- The Architect breached its Consultant Agreement with the developer executed on about 4 August 2010 and later novated to The Builder (“EF Consultant Agreement”) by failing to exercise due care …
- The Fire Engineer breached its Consultant Agreement with the developer executed on about 9 July 2010 and later novated to The Builder (“TN Consultant Agreement”) by failing to exercise due care …
This decision may not be the end of the matter, but it shows for this project and its owners they now have a damages decision, the finance and insurance industries are already working to complete the recladding work, and this building will soon be among the list of those that have been made safe. This is only one of thousands facing similar cladding problems.

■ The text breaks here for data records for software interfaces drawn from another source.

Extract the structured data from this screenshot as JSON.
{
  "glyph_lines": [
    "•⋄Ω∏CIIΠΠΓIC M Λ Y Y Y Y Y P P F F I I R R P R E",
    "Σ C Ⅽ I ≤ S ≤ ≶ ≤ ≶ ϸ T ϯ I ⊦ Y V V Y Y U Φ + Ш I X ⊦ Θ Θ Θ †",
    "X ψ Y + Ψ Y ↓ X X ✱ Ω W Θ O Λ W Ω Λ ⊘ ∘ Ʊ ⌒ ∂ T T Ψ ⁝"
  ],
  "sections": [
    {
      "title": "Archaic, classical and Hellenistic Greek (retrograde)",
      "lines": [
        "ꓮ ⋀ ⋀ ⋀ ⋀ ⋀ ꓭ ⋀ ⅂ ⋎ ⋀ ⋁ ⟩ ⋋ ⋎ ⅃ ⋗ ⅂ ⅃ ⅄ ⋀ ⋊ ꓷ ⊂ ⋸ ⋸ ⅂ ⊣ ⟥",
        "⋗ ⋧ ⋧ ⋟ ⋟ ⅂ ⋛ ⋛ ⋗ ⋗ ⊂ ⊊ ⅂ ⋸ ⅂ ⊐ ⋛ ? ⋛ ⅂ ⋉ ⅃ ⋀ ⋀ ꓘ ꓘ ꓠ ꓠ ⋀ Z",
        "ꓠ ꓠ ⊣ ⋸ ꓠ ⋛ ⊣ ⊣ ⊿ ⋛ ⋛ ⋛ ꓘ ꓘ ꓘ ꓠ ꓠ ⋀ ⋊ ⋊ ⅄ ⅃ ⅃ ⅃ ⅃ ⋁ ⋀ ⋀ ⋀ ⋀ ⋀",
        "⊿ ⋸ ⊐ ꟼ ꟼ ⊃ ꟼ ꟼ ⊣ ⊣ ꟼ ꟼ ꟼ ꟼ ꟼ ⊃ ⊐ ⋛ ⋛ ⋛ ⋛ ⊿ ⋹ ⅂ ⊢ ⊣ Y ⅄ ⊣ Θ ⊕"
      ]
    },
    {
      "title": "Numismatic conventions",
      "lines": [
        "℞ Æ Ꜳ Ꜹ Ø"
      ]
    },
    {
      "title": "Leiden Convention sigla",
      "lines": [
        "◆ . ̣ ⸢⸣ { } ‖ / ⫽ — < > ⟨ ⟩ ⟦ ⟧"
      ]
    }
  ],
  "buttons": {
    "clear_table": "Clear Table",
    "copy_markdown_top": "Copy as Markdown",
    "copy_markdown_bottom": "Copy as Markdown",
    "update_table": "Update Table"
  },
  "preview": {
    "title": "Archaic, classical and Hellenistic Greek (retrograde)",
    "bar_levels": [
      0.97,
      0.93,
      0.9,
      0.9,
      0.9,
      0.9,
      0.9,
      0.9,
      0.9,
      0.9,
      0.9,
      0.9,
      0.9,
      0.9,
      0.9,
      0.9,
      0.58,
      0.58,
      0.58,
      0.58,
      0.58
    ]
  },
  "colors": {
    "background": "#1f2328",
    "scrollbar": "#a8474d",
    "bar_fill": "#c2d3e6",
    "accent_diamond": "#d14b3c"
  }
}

However our industry will face increased attention in the coming weeks and months, and as this week has shown all jurisdictions are yet to have a clear path forward. It appears all States don’t want to be the first to legislate a solution for the industry and the preparedness to identify what buildings need action is also mixed across the country.
This decision will also have an impact downstream for building owners and managers around essential services maintenance, and proper record keeping along with independent verification that buildings once completed must be correctly maintained for the life of the building. Life safety issues will gain a larger importance with regulators and body corporate committees can no longer avoid keeping their buildings safe because they can’t make a decision on necessary works.
So perhaps this is the ideal time to recognise that government, regulators and industry have all played a part up to this point, in allowing ACP and other products to be previously used in a non-compliant manner. The solution therefore relies on all of the same players now working together to quickly address the existing buildings that need rework to this dangerous cladding.
David Burnell FAIB
Australian Institute of Building